## [What is being asked]
Copy out the entries that come next, exactly.

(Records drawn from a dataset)
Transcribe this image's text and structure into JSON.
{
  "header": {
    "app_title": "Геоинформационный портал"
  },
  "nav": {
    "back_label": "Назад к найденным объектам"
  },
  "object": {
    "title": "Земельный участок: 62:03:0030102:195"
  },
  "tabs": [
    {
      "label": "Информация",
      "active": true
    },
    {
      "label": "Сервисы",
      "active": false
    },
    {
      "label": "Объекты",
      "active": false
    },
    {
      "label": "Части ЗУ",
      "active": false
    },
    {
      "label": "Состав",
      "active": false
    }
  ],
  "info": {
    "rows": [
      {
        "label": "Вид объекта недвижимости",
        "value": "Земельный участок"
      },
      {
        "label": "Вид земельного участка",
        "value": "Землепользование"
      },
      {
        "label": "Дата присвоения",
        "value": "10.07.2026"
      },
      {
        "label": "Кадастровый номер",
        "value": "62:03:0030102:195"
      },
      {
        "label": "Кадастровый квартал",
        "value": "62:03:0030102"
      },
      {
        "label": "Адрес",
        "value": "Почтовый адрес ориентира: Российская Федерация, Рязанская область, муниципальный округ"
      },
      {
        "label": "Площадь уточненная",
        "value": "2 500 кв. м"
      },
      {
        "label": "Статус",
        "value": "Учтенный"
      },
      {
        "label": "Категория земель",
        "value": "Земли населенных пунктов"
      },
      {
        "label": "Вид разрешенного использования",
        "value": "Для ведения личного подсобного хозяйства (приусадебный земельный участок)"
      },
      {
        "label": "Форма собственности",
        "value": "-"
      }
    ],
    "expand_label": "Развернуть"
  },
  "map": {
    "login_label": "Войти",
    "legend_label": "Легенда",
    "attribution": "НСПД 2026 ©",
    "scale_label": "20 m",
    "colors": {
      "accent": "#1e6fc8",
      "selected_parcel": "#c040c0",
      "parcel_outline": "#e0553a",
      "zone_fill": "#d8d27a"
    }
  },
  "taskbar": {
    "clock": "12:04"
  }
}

## [Answer space]
Transcribe this image's text and structure into JSON.
{
  "header": {
    "app_title": "Геоинформационный портал"
  },
  "nav": {
    "back_label": "Назад к найденным объектам"
  },
  "object": {
    "title": "Земельный участок: 62:03:0030102:195"
  },
  "tabs": [
    {
      "label": "Информация",
      "active": true
    },
    {
      "label": "Сервисы",
      "active": false
    },
    {
      "label": "Объекты",
      "active": false
    },
    {
      "label": "Части ЗУ",
      "active": false
    },
    {
      "label": "Состав",
      "active": false
    }
  ],
  "info": {
    "rows": [
      {
        "label": "Вид объекта недвижимости",
        "value": "Земельный участок"
      },
      {
        "label": "Вид земельного участка",
        "value": "Землепользование"
      },
      {
        "label": "Дата присвоения",
        "value": "10.07.2026"
      },
      {
        "label": "Кадастровый номер",
        "value": "62:03:0030102:195"
      },
      {
        "label": "Кадастровый квартал",
        "value": "62:03:0030102"
      },
      {
        "label": "Адрес",
        "value": "Почтовый адрес ориентира: Российская Федерация, Рязанская область, муниципальный округ"
      },
      {
        "label": "Площадь уточненная",
        "value": "2 500 кв. м"
      },
      {
        "label": "Статус",
        "value": "Учтенный"
      },
      {
        "label": "Категория земель",
        "value": "Земли населенных пунктов"
      },
      {
        "label": "Вид разрешенного использования",
        "value": "Для ведения личного подсобного хозяйства (приусадебный земельный участок)"
      },
      {
        "label": "Форма собственности",
        "value": "-"
      }
    ],
    "expand_label": "Развернуть"
  },
  "map": {
    "login_label": "Войти",
    "legend_label": "Легенда",
    "attribution": "НСПД 2026 ©",
    "scale_label": "20 m",
    "colors": {
      "accent": "#1e6fc8",
      "selected_parcel": "#c040c0",
      "parcel_outline": "#e0553a",
      "zone_fill": "#d8d27a"
    }
  },
  "taskbar": {
    "clock": "12:04"
  }
}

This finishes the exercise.